Fourteen years after retirement, Bannister, 51, lives with his wife of 27 years, Jana, in Paradise Valley, Ariz. They have three sons, all right-handed pitchers, all pursuing high-level careers: Brian, 25, a rookie with the New York Mets; Brett, 23, in the Mariners organization, recovering from shoulder surgery; and Cory, 18, a Stanford recruit.

The ex-big leaguer is busier than he ever imagined, managing different investments and training players of all levels. He has an indoor mound, Astroturf and weights in a commercial building he owns in north Phoenix. In the same facility, he runs a photography studio as a business for his oldest son, personally building sets for everyone from ESPN to high-profile New York shooters. He’s remodeling a house in the area for that same son, doing the electrical wiring and plumbing.

Baseball still holds his rapt attention and keeps him fit. He’s actually on the other end of the pitching battery these days.

“I strap on the gear and catch guys and get a chance to see what they’re doing,” Bannister said. “It keeps me active. I like that. I throw batting practice. I throw practically every day to Cory.”

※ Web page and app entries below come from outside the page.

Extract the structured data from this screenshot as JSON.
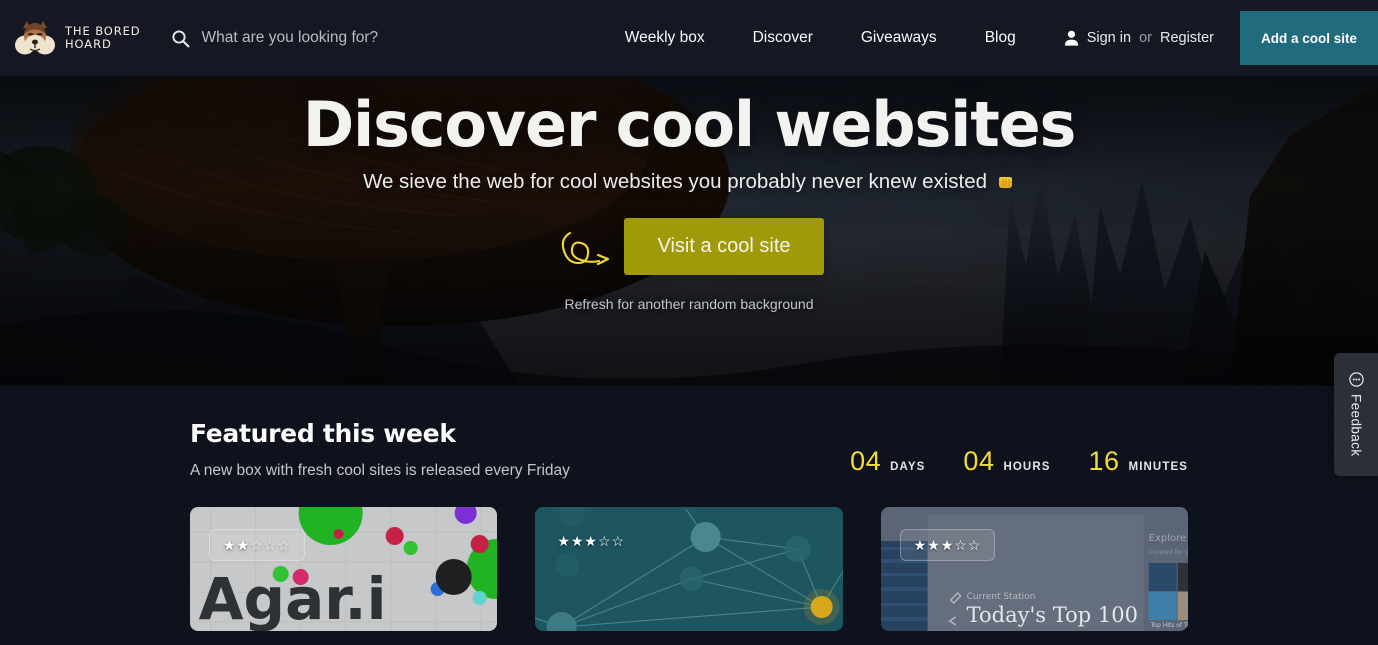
{
  "header": {
    "brand": {
      "line1": "The Bored",
      "line2": "Hoard",
      "logo_icon": "chipmunk-mascot-icon"
    },
    "search": {
      "icon": "search-icon",
      "placeholder": "What are you looking for?",
      "value": ""
    },
    "nav": [
      {
        "label": "Weekly box"
      },
      {
        "label": "Discover"
      },
      {
        "label": "Giveaways"
      },
      {
        "label": "Blog"
      }
    ],
    "account": {
      "icon": "person-icon",
      "signin": "Sign in",
      "or": "or",
      "register": "Register"
    },
    "cta": {
      "label": "Add a cool site",
      "color": "#216b7e"
    }
  },
  "hero": {
    "title": "Discover cool websites",
    "subtitle": "We sieve the web for cool websites you probably never knew existed",
    "emoji": "fist-bump-emoji",
    "doodle": "curly-arrow-doodle",
    "button": {
      "label": "Visit a cool site",
      "color": "#a09a0b"
    },
    "note": "Refresh for another random background",
    "background_alt": "dark fantasy landscape with giant mushroom canopy and mountain spires"
  },
  "featured": {
    "title": "Featured this week",
    "description": "A new box with fresh cool sites is released every Friday",
    "countdown": [
      {
        "value": "04",
        "label": "DAYS"
      },
      {
        "value": "04",
        "label": "HOURS"
      },
      {
        "value": "16",
        "label": "MINUTES"
      }
    ],
    "countdown_color": "#f2dc36",
    "cards": [
      {
        "name": "agar-io",
        "rating": 2,
        "rating_max": 5,
        "rating_style": "pill",
        "thumbnail_text": "Agar.io",
        "thumbnail_alt": "Agar.io game board with colored cells on light grid"
      },
      {
        "name": "network-graph-site",
        "rating": 3,
        "rating_max": 5,
        "rating_style": "plain",
        "thumbnail_text": "",
        "thumbnail_alt": "teal network graph with connected nodes and one yellow node"
      },
      {
        "name": "radio-station-site",
        "rating": 3,
        "rating_max": 5,
        "rating_style": "pill",
        "thumbnail_text": "Today's Top 100",
        "thumbnail_labels": [
          "Current Station",
          "Today's Top 100",
          "Explore Stations",
          "Top Hits of Today"
        ],
        "thumbnail_alt": "music streaming app showing current station and album art grid"
      }
    ]
  },
  "feedback": {
    "label": "Feedback",
    "icon": "speech-bubble-icon"
  },
  "stars": {
    "filled": "★",
    "empty": "☆"
  }
}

It beats lobbing them at that backyard wall, though it’s hard to ignore the first stop in making him that time-honored first pick.